We plan to focus on maximum capacity utilisation post restart
Located in the heart of cotton growing belt of India, Gimatex is a completely integrated textile facility with ginning, spinning, weaving & processing units under its fold. Anurag Mohota, Director, Gimatex Industries, speaks to Fibre2fashion about the downturn brought about in the textile industry by the COVID-19 situation and what companies should do to come out of the same.
Amidst COVID-19, factories have reported cancellation of orders from brands/retailers. How do you view the current situation?
Yes, we have also faced rampant cancellations from all sides. The situation is extremely grim and puts the entire textile industry under tremendous pressure. Mills are now carrying unsold finished stocks which they had made against orders, and now have no definite customer or timeline to liquidate these inventories, leading to a huge loss on the value front (as all these will now be sold as surplus or deep discounts) and a very heavy working capital blockage, leading to potentially extreme financial crunch in near future. Payments from the customers have completely stopped, as everyone is grappling to make ends meet. Firstly, they have to pay the people dependent on them and then if any funds are left out, keep them in hand for future.
Besides, there are raw material stocks, in-process stocks and outstandings, each of which have an uncertain future. Given the current situation, there is no guarantee of which customer’s finances will be managed, and which of the outstanding receivables will actually be received after re-opening the business. If even 20 per cent of the customers do not pay back in time, the problem of working capital will simply multiply.
All of the fixed costs like interest on term loans, working capital, salary, wages, etc are being expected to be borne by the mills in full and the only relief given is a very small moratorium on payment of these interests, for which the banks are not fully co-operating. The textile industry has already been operating on very thin margins due to the intense competition from domestic as well as international textile players. Even without this Covid-19 shutdown situation, lots of mills were already shutting shop due to lack of margins. I am not sure how many mills can come out of such a shock, and this pandemic may lead to lot of players shutting down, people who were already on the edge. If even few of the mills do not restart operations, it will lead to a heavy job loss situation.
Another problem that will be faced by mills will be related to availability of human resource. Lot of skilled operators have gone back to their natives and would resist coming back to work. In such a situation, post lockdown, it will take time for mills to come back to full production with proper efficiency, and this as well will lead to loss of potential profit from operations. Further, most mills are shutting down for a long duration for the first time, and what kind of challenges will be faced in restarting machines smoothly, is something that cannot be answered now.
All in all, it is an extremely tough and grim situation that the textile industry faces now.
What are your suggestions/inputs to fashion brands/retailers on tackling this issue?
I would like to make the below suggestions to the fashion brands/retailers during this time:
a. Innovate to bring back buying in the market as this will be single most important factor to revive the industry
b. Reduce fixed costs wherever possible, and try to be asset light for the long term
c. Re-work on the rentals in big cities and focus on reducing the turnaround times
Besides, they have huge teams themselves to get the necessary ideas to tackle the current situation who will be in a better position to give suggestions or provide solutions.
What steps are you taking to tackle order cancellations?
Since we are an integrated textile player, we plan to focus on maximum capacity utilisation post restart after lockdown by manufacturing basic products across the chain, and each division helping upstream division by giving maximum orders.
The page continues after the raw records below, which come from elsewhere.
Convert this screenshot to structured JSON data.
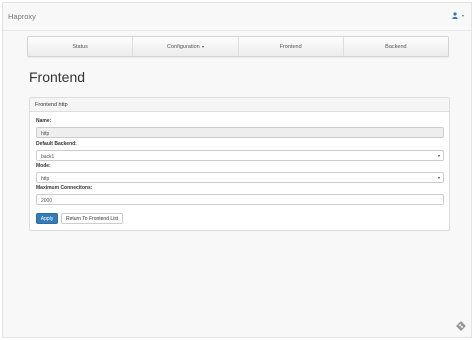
{
  "app": {
    "brand": "Haproxy"
  },
  "user_menu": {
    "icon": "user-icon"
  },
  "nav": {
    "items": [
      {
        "label": "Status"
      },
      {
        "label": "Configuration",
        "dropdown": true
      },
      {
        "label": "Frontend"
      },
      {
        "label": "Backend"
      }
    ]
  },
  "page": {
    "title": "Frontend"
  },
  "panel": {
    "heading": "Frontend http",
    "fields": {
      "name_label": "Name:",
      "name_value": "http",
      "backend_label": "Default Backend:",
      "backend_value": "back1",
      "mode_label": "Mode:",
      "mode_value": "http",
      "maxconn_label": "Maximum Connecitons:",
      "maxconn_value": "2000"
    },
    "buttons": {
      "apply": "Apply",
      "return": "Return To Frontend List"
    }
  },
  "colors": {
    "primary": "#337ab7",
    "navbar_bg": "#f8f8f8"
  }
}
We plan to approach customers with the idea of giving them integrated solutions rather than segmented solutions.
Not much thought has been given to how we would tackle this problem as it can be done only when we have more clarity of the market forces and the timing of re-starting the operations. Looking at the current situation, the lockdown is likely to extend further, and re-starting of operations will be delayed, as there will be no market/customers for the products being manufactured. (PC)
Published on: 13/04/2020
DISCLAIMER: All views and opinions expressed in this column are solely of the interviewee, and they do not reflect in any way the opinion of Fibre2Fashion.com.
Fibre2Fashion has a diverse global readership, and delivers unique, authoritative and relevant content. Drawing on the expertise and credibility that we have built over the years and contextualising them with our in-depth research studies, we produce authentic news, articles, reports, interviews and interactive explainers through the F2F Magazine and compendiums, among others, which help readers stay abreast with the industry trends.